Toddlers Who Draw “Better” Might Be More Intelligent Later In Life

August 20, 2014 | Sophie Weiner

Those deformed figures you drew as a small child may have slightly predicted your future intelligence, according to a new study from King’s College. For the experiment, researchers instructed 7,752 pairs of identical and fraternal twins to draw a child. They rated the drawings from 0 to 12. Drawings with more features like limbs and facial characteristics received a higher score. These children scored on verbal and nonverbal intelligence measurement tests.

When the kids turned 14, the researchers once again tested their intelligence. They found that a higher score on their drawing was moderately associated with the child’s intelligence both at age four and at age 14. The researchers expected to see a connection at age 4, but for the results to have consistency a decade later was surprising.

Dr. Rosalind Arden, who authored the study, told parents to not worry too much about their toddlers’ artistic ability. “The correlation is moderate, so our findings are interesting but it does not mean that parents should worry if their child draws badly,” she stated“Drawing ability does not determine intelligence, there are countless factors, both genetic and environmental, which affect intelligence in later life.”

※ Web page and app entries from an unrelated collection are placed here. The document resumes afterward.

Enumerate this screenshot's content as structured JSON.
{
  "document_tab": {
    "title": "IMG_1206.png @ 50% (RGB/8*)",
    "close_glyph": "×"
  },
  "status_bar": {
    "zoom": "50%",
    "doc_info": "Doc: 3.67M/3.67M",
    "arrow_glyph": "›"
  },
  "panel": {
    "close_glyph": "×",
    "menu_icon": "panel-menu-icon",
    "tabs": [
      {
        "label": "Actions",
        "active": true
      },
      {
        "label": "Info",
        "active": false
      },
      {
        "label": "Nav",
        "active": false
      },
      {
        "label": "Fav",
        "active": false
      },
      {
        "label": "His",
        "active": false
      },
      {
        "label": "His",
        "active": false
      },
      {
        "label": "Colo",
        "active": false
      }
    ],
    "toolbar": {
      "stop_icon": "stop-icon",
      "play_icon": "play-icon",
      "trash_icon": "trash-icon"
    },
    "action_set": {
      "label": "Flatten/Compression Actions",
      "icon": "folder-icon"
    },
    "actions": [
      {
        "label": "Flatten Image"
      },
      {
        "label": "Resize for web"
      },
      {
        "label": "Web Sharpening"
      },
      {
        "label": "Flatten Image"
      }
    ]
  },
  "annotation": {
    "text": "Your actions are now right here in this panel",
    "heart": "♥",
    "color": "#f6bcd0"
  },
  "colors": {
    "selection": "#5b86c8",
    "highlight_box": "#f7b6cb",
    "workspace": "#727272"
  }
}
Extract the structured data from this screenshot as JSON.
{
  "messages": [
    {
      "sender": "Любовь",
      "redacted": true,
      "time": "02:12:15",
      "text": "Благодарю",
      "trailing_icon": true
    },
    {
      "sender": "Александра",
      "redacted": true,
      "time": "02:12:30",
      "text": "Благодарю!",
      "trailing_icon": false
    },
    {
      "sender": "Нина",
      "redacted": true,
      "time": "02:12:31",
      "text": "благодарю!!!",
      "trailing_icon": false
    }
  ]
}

The study also found that identical twins’ drawings were more alike than those of fraternal twins, which suggests that a genetic link to drawing ability may exist. (Image: Psychological Science)